  • autism,  mental health,  motherhood

    Today

    I navigated today with no plan. That’s not how I roll. Autism requires planning. Lots of planning. And backup planning. Plans B, C, and D are all necessary requirements for the survival of both parties (mom and child) to make it through the day. But today, I intentionally decided to have no plan. I decided we would navigate the first day of summer holidays by just “feeling out” how the summer is going to go. Yes, both kids had the first day of their camps today. J had a visual therapy appointment. But I planned nothing for the in between times. I planned nothing for the evening. And that’s not…

  • motherhood

    Mommy, were you in a fire?

    A few years ago, I was in a sports bra and shorts headed downstairs looking for a shirt in the dryer when W looked at me mortified. “Mommy, what’s wrong with you!
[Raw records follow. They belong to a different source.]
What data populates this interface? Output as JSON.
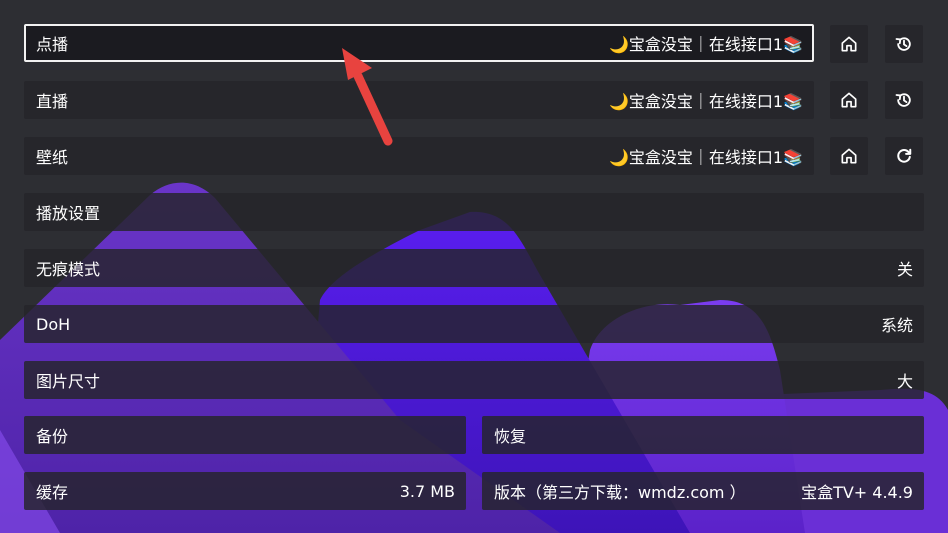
{
  "colors": {
    "background": "#2d2e33",
    "row_background": "#24252a",
    "focus_border": "#f2f2f2",
    "accent_purple": "#7b2ff2",
    "annotation_arrow": "#e8433f"
  },
  "rows": {
    "vod": {
      "label": "点播",
      "value": "🌙宝盒没宝｜在线接口1📚"
    },
    "live": {
      "label": "直播",
      "value": "🌙宝盒没宝｜在线接口1📚"
    },
    "wallpaper": {
      "label": "壁纸",
      "value": "🌙宝盒没宝｜在线接口1📚"
    },
    "playback": {
      "label": "播放设置"
    },
    "incognito": {
      "label": "无痕模式",
      "value": "关"
    },
    "doh": {
      "label": "DoH",
      "value": "系统"
    },
    "image_size": {
      "label": "图片尺寸",
      "value": "大"
    },
    "backup": {
      "label": "备份"
    },
    "restore": {
      "label": "恢复"
    },
    "cache": {
      "label": "缓存",
      "value": "3.7 MB"
    },
    "version": {
      "label": "版本（第三方下载：wmdz.com ）",
      "value": "宝盒TV+ 4.4.9"
    }
  },
  "icons": {
    "home": "home-icon",
    "history": "history-icon",
    "refresh": "refresh-icon",
    "arrow": "annotation-arrow"
  }
}
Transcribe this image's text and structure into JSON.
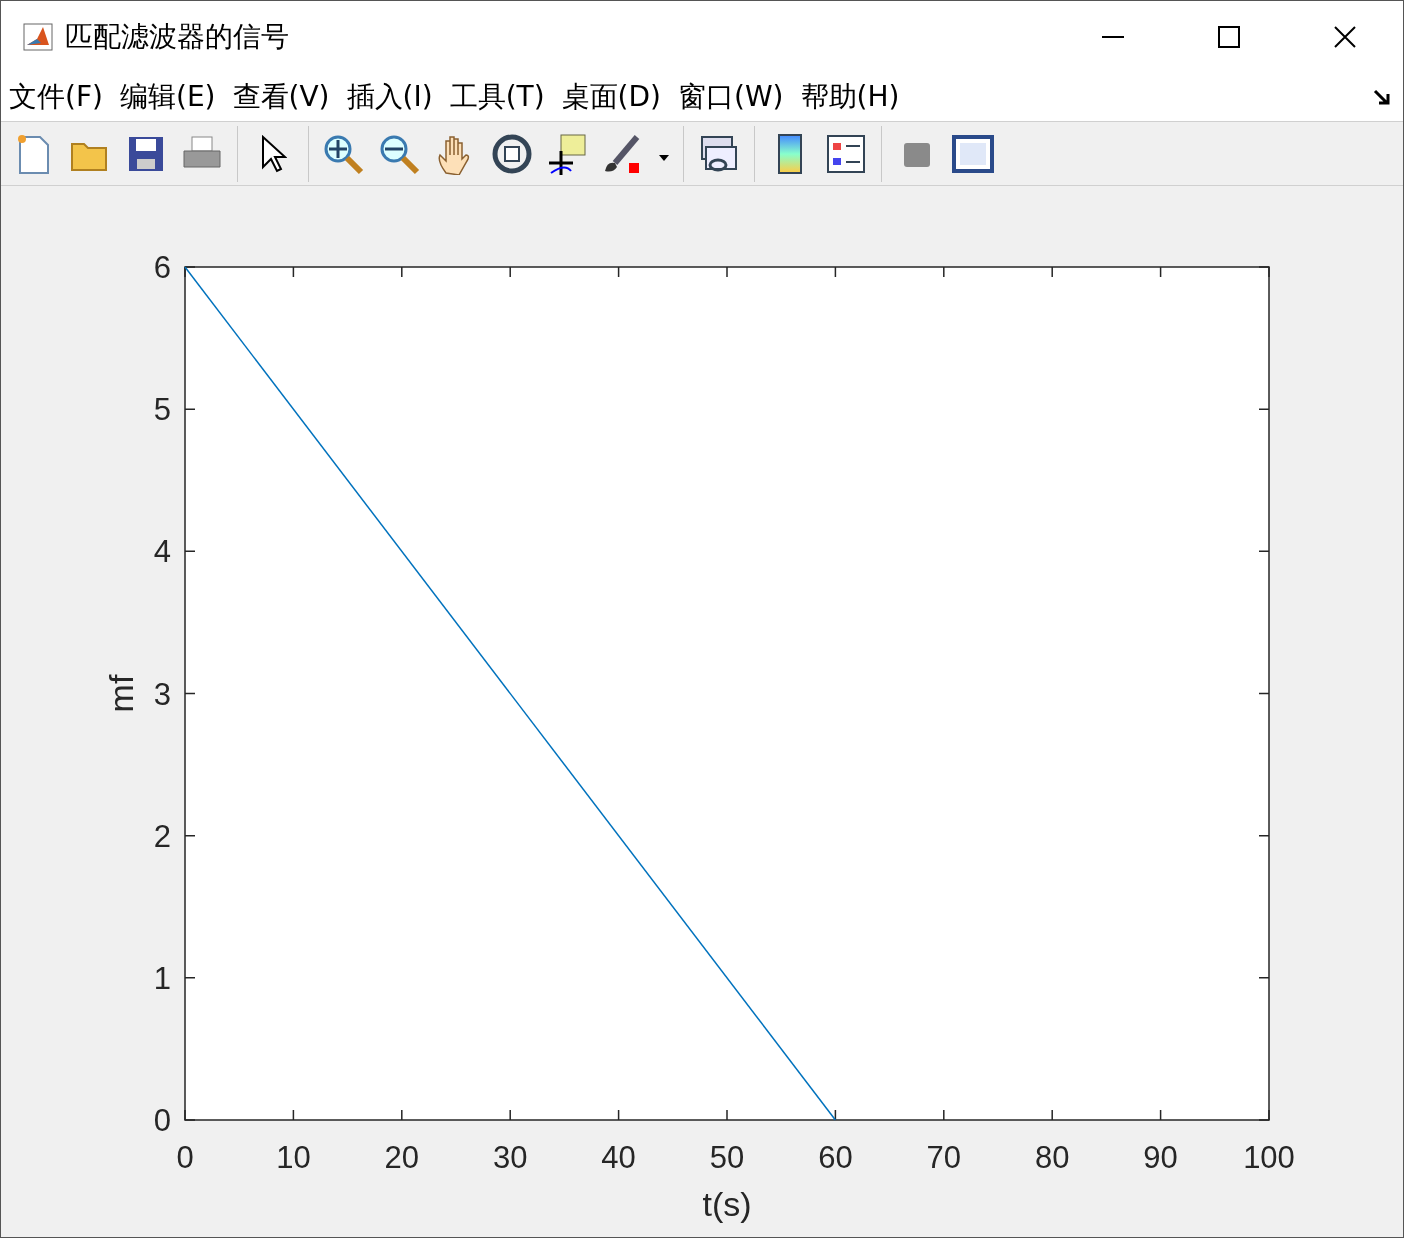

Were you in a fire?” “No?” I said genuinely confused. “What are you talking about?” “Mommy,” she said with her mouth gaping. “Your tummy. It looks like you were in a fire.” I suddenly realized that this was probably the first time W had ever seen my bare stomach and it kind of does look like something catastrophic has happened to it. I’ve had two kids and two abdominal surgeries (an appendectomy with an umbilical hernia repair and…

  • autism,  Education,  IEP,  motherhood,  special education

    Ave Verum Corpus

    When I was about eight or nine, I remember standing in the middle of my classroom choir on our first stop of our little elementary school musical tour, wanting to crawl in a corner and hide. I knew every single note of the song we were about to sing, but I didn’t know any of the Latin besides the first three words: Ave Verum Corpus. Being good little Canadian kids, this was about the same time we were also learning French. Boy did I love French–I was really, really good at French. I was the master of the weekly French dictee. Not only was I really good at learning language,…